After COVID – what’s going on, and what happens next?
One of the greatest challenges for anyone running a business at the moment is the lack of any certainty about what to expect next. As the holiday season approaches there are two critical factors that we are finding extremely challenging. Firstly, when will the borders around the country open? Secondly, where can we find the people we need to help businesses rebuild as they open up again?
Running a national operation with offices in the three east coast capitals gives us an ability to compare what is going on in each of the three major States. While we supply clients all around Australia, the vast majority of our work is in Victoria, New South Wales and Queensland. The current environment in Tourism & Hospitality, Aged Care & Health is very different in each of them.
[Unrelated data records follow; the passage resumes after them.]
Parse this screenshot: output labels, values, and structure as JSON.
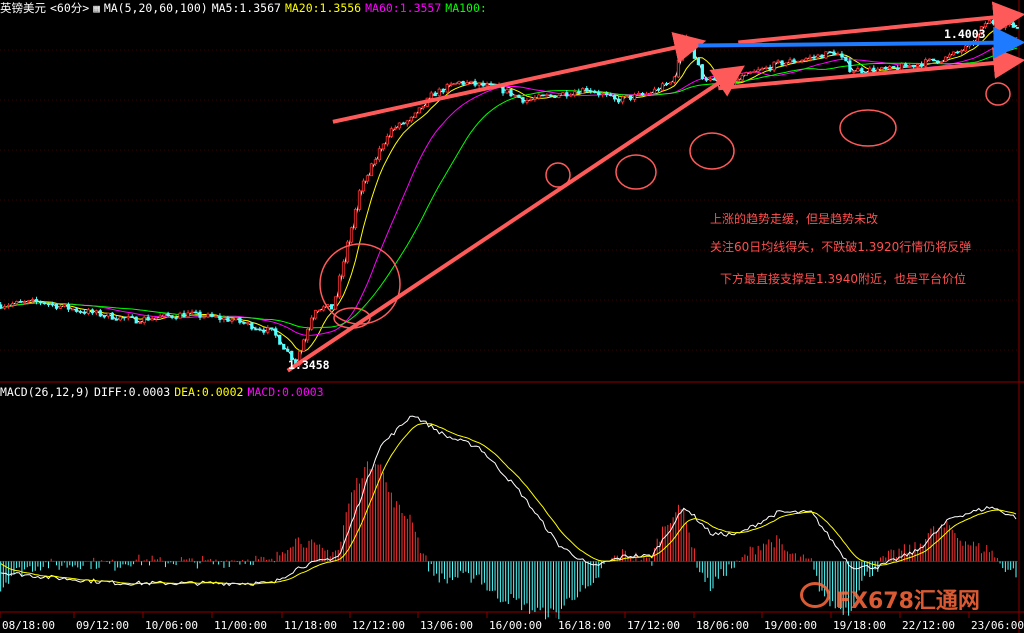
{
  "header": {
    "symbol": "英镑美元",
    "period": "<60分>",
    "ma_title": "MA(5,20,60,100)",
    "ma5": "MA5:1.3567",
    "ma20": "MA20:1.3556",
    "ma60": "MA60:1.3557",
    "ma100": "MA100:"
  },
  "macd_header": {
    "title": "MACD(26,12,9)",
    "diff": "DIFF:0.0003",
    "dea": "DEA:0.0002",
    "macd": "MACD:0.0003"
  },
  "annotations": {
    "line1": "上涨的趋势走缓，但是趋势未改",
    "line2": "关注60日均线得失，不跌破1.3920行情仍将反弹",
    "line3": "下方最直接支撑是1.3940附近，也是平台价位"
  },
  "price_labels": {
    "low": "1.3458",
    "high": "1.4003"
  },
  "watermark": "FX678汇通网",
  "colors": {
    "up_candle": "#ff3232",
    "down_candle": "#54ffff",
    "ma5": "#ffffff",
    "ma20": "#ffff00",
    "ma60": "#ff00ff",
    "ma100": "#00ff00",
    "annotation": "#ff5a5a",
    "blue_arrow": "#1e7bff"
  },
  "chart_data": {
    "type": "candlestick",
    "x_tick_labels": [
      "08/18:00",
      "09/12:00",
      "10/06:00",
      "11/00:00",
      "11/18:00",
      "12/12:00",
      "13/06:00",
      "16/00:00",
      "16/18:00",
      "17/12:00",
      "18/06:00",
      "19/00:00",
      "19/18:00",
      "22/12:00",
      "23/06:00"
    ],
    "price_keypoints": [
      {
        "t": 0,
        "p": 1.356
      },
      {
        "t": 30,
        "p": 1.3565
      },
      {
        "t": 60,
        "p": 1.355
      },
      {
        "t": 100,
        "p": 1.3535
      },
      {
        "t": 140,
        "p": 1.3545
      },
      {
        "t": 175,
        "p": 1.3535
      },
      {
        "t": 205,
        "p": 1.3515
      },
      {
        "t": 222,
        "p": 1.3465
      },
      {
        "t": 236,
        "p": 1.3555
      },
      {
        "t": 250,
        "p": 1.3555
      },
      {
        "t": 270,
        "p": 1.3745
      },
      {
        "t": 292,
        "p": 1.3845
      },
      {
        "t": 310,
        "p": 1.3865
      },
      {
        "t": 325,
        "p": 1.3905
      },
      {
        "t": 345,
        "p": 1.3925
      },
      {
        "t": 375,
        "p": 1.3915
      },
      {
        "t": 395,
        "p": 1.3895
      },
      {
        "t": 420,
        "p": 1.3905
      },
      {
        "t": 442,
        "p": 1.3915
      },
      {
        "t": 462,
        "p": 1.3895
      },
      {
        "t": 486,
        "p": 1.3905
      },
      {
        "t": 505,
        "p": 1.3925
      },
      {
        "t": 516,
        "p": 1.3995
      },
      {
        "t": 528,
        "p": 1.3935
      },
      {
        "t": 545,
        "p": 1.3915
      },
      {
        "t": 560,
        "p": 1.3935
      },
      {
        "t": 585,
        "p": 1.3955
      },
      {
        "t": 610,
        "p": 1.3965
      },
      {
        "t": 628,
        "p": 1.3975
      },
      {
        "t": 640,
        "p": 1.3945
      },
      {
        "t": 668,
        "p": 1.3945
      },
      {
        "t": 690,
        "p": 1.3955
      },
      {
        "t": 712,
        "p": 1.3965
      },
      {
        "t": 730,
        "p": 1.3985
      },
      {
        "t": 742,
        "p": 1.4025
      },
      {
        "t": 765,
        "p": 1.4015
      }
    ],
    "macd_keypoints": [
      {
        "t": 0,
        "v": -0.0002
      },
      {
        "t": 40,
        "v": -0.0003
      },
      {
        "t": 90,
        "v": -0.0004
      },
      {
        "t": 150,
        "v": -0.0004
      },
      {
        "t": 205,
        "v": -0.0004
      },
      {
        "t": 225,
        "v": -0.0001
      },
      {
        "t": 255,
        "v": 0.0001
      },
      {
        "t": 285,
        "v": 0.0021
      },
      {
        "t": 310,
        "v": 0.0027
      },
      {
        "t": 335,
        "v": 0.0023
      },
      {
        "t": 360,
        "v": 0.0021
      },
      {
        "t": 390,
        "v": 0.0013
      },
      {
        "t": 420,
        "v": 0.0003
      },
      {
        "t": 445,
        "v": -0.0001
      },
      {
        "t": 470,
        "v": 0.0001
      },
      {
        "t": 490,
        "v": 0.0001
      },
      {
        "t": 515,
        "v": 0.001
      },
      {
        "t": 535,
        "v": 0.0005
      },
      {
        "t": 555,
        "v": 0.0005
      },
      {
        "t": 585,
        "v": 0.0009
      },
      {
        "t": 610,
        "v": 0.0009
      },
      {
        "t": 640,
        "v": -0.0001
      },
      {
        "t": 660,
        "v": -0.0001
      },
      {
        "t": 690,
        "v": 0.0002
      },
      {
        "t": 715,
        "v": 0.0008
      },
      {
        "t": 745,
        "v": 0.001
      },
      {
        "t": 765,
        "v": 0.0008
      }
    ],
    "price_axis": {
      "min": 1.344,
      "max": 1.404
    },
    "macd_axis": {
      "min": -0.0008,
      "max": 0.003
    },
    "trend_lines": [
      {
        "name": "upper-channel",
        "from": {
          "t": 250,
          "p": 1.386
        },
        "to": {
          "t": 525,
          "p": 1.399
        }
      },
      {
        "name": "lower-channel",
        "from": {
          "t": 216,
          "p": 1.3452
        },
        "to": {
          "t": 555,
          "p": 1.3945
        }
      },
      {
        "name": "upper-channel-2",
        "from": {
          "t": 555,
          "p": 1.399
        },
        "to": {
          "t": 765,
          "p": 1.4035
        }
      },
      {
        "name": "lower-channel-2",
        "from": {
          "t": 540,
          "p": 1.3915
        },
        "to": {
          "t": 765,
          "p": 1.396
        }
      },
      {
        "name": "blue-resistance",
        "from": {
          "t": 525,
          "p": 1.3985
        },
        "to": {
          "t": 765,
          "p": 1.399
        }
      }
    ]
  }
}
Queensland was initially the slowest of all our operations – our two core market segments of Hospitality & Catering and Aged Care & Health were at a standstill and even our Mining & Industrial sector clients were pretty quiet – significantly due to border closures. In August, Hospitality & Catering in (particularly) regional Queensland took off. We have been unable to keep up with demand for people to work with businesses and many are closing one or more sites because they can’t get (particularly) chefs. With the borders closed we have been unable to assist with chefs from NSW and Vic – as we would normally have done. Aged Care has started to open up again more recently and even Brisbane is now showing signs of opening up more widely. Certainly it is the most active of the States where we’re resident.
New South Wales has been pretty slow for many months – largely, we think, due to the uncertainty about COVID-19 in both Aged Care and Hospitality, given the experience in Victoria. Although the management of restrictions was more localised, the effect it had on the two major market sectors for us was to cause people to place things on hold, pending some indication of whether or not additional restrictions may be imposed or re-imposed. In the past month of so we’re seen Hospitality start to fire up and Aged Care is just starting to gain momentum, largely to allow core employees some time off as restrictions ease and the likelihood of infections and lockdowns reduces significantly. Regional NSW is firing up along with Sydney.
Victoria was very slow for the first few months and then went into peak activity in the Aged Care & Health sector as significant support was required to place full teams into residences where teams had been stood down to quarantine where infections occurred. The second lockdown effectively terminated any demand for us in the Hospitality & Catering sector – and we are only just starting to see any resurgence there – and really only in regional Victoria. We fear a large number of hospitality businesses in greater Melbourne will simply not re-open.
More and more borders are now opening up now (or about to). It is likely that State governments are starting to realise what a significant impact the lockout of NSW and VIC residents can have on their local tourism & hospitality sectors. No great surprise, but the need to ensure local businesses are able to continue appears likely to accelerate this as we move forward. We now have dates from all major States but WA and QLD – and as it’s almost too late now for people to plan summer holidays, we expect that NSW and Victoria will get a lot busier and we’ll be unable to support Queensland businesses with interstate personnel. A shame for us all really.
Anyhow, there it is. We’re hoping that the substantially closed international borders will mean dollars that would have been spent elsewhere will be spent in Australia. If those running the States see fit to provide some certainty rather than continual changes in outlook for all of us in business, we may yet see a positive end to 2020 and some reasonable trade as 2021 commences.